Almost daily we receive an email, call, or text asking if we’re interested in selling one of our properties (we also receive letters in the mail asking the same, but those all get recycled).
We do our best to reply to each of those inquires. Our typical reply is this: “While we’re more often buyers than sellers, we have sold from time to time. Feel free to send an offer, if it’s in range, we’ll at least reply and see if we can make a deal happen”
As active buyers ourselves, we’re also reaching out to owners asking if they’d want to sell. So we understand the struggle in getting a reply, much less making a deal happen. More often than not, we’re told they don’t want to sell. However, we also know that even if someone isn’t a seller, at the right price they are. Think about it this way: If someone called and asked if you were interested in selling your home, you’d likely say “no”. But if someone said “I’ll pay $10m for your home”, then your answer might be different (well, depending on how big your home is ;). Meaning, at a given price, any property can be bought. The issue is more of “Can this property be bought for a price that is reasonable to pay”

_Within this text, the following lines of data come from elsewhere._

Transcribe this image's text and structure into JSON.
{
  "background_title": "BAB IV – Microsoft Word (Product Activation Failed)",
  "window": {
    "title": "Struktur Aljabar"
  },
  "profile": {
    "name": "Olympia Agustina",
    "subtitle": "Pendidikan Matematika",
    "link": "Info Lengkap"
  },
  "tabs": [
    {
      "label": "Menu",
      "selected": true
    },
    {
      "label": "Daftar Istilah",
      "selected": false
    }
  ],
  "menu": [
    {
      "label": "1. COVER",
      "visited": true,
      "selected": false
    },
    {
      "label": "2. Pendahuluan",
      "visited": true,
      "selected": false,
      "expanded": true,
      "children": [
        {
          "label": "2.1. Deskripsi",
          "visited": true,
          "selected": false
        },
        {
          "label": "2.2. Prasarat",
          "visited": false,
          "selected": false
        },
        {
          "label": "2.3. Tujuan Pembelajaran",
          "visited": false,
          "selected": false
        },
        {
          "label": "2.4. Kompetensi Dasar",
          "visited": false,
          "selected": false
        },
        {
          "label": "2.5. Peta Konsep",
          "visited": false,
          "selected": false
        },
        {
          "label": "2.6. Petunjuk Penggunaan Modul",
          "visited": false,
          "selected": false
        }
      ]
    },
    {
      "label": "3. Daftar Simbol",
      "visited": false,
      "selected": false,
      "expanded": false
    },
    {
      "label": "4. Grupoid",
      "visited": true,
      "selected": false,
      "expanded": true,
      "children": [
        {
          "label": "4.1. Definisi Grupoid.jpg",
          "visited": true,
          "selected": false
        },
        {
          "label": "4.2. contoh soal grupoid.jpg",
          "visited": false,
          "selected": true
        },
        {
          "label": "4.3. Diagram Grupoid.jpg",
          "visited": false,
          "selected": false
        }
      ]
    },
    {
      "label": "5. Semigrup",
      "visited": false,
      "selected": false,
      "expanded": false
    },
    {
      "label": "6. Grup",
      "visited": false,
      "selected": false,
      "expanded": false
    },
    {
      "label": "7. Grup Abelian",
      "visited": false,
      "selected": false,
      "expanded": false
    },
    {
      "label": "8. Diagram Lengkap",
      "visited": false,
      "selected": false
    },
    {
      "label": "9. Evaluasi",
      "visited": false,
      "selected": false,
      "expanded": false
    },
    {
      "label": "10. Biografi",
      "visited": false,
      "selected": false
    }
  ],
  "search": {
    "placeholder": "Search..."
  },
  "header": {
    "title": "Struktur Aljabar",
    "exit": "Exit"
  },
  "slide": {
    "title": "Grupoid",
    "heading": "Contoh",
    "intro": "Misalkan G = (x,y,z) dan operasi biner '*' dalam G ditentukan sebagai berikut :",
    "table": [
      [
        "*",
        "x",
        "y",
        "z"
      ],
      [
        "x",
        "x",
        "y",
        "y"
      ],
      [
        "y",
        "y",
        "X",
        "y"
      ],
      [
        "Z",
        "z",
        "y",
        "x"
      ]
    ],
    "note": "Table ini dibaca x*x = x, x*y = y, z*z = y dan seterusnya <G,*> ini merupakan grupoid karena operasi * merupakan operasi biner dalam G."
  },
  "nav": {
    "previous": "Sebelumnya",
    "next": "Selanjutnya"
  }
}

So back to the main topic: If you’re asking us if we want to sell one of our properties, the answer is ‘no’. If you’re asking us if we would sell one of our properties, the answer is ‘yes’.
So where does a potential buyer go from here?
If you’d like to buy one of our properties we simply ask that you sent an Letter of Intent (“LOI”) and a buyer bio (so we know who we’re dealing with) to deals @ fatproperty.com Note: We do NOT arrange tours or send out financials of our properties as a first step in this process. We’d like to make sure we’re dealing with a serious capable buyer who’s interested in the property at a price that we can accept. If we sent out rent rolls and financials to each person that said “I’d like to buy your property”, we’d be doing that all day. Let’s see that you’re a serious buyer before we open our kimono.
If you’re wondering how the heck you make an offer on a property you haven’t seen the financials on, that’s a reasonable question. We are required to do it all the time when we’re bidding on properties. If you’re an active buyer/owner in these submarkets, you should feel comfortable working up a proforma. There are only a few major line items on most income statements before you start hitting items that are rounding errors. Plus, what we have as our costs might be radically different from what your costs are. For example, our management costs are not your management costs. We may not have insurance if we own a property in cash, while you might want high end coverage. Our income statements might have capex thrown in while you might not include those in your NOI calculations.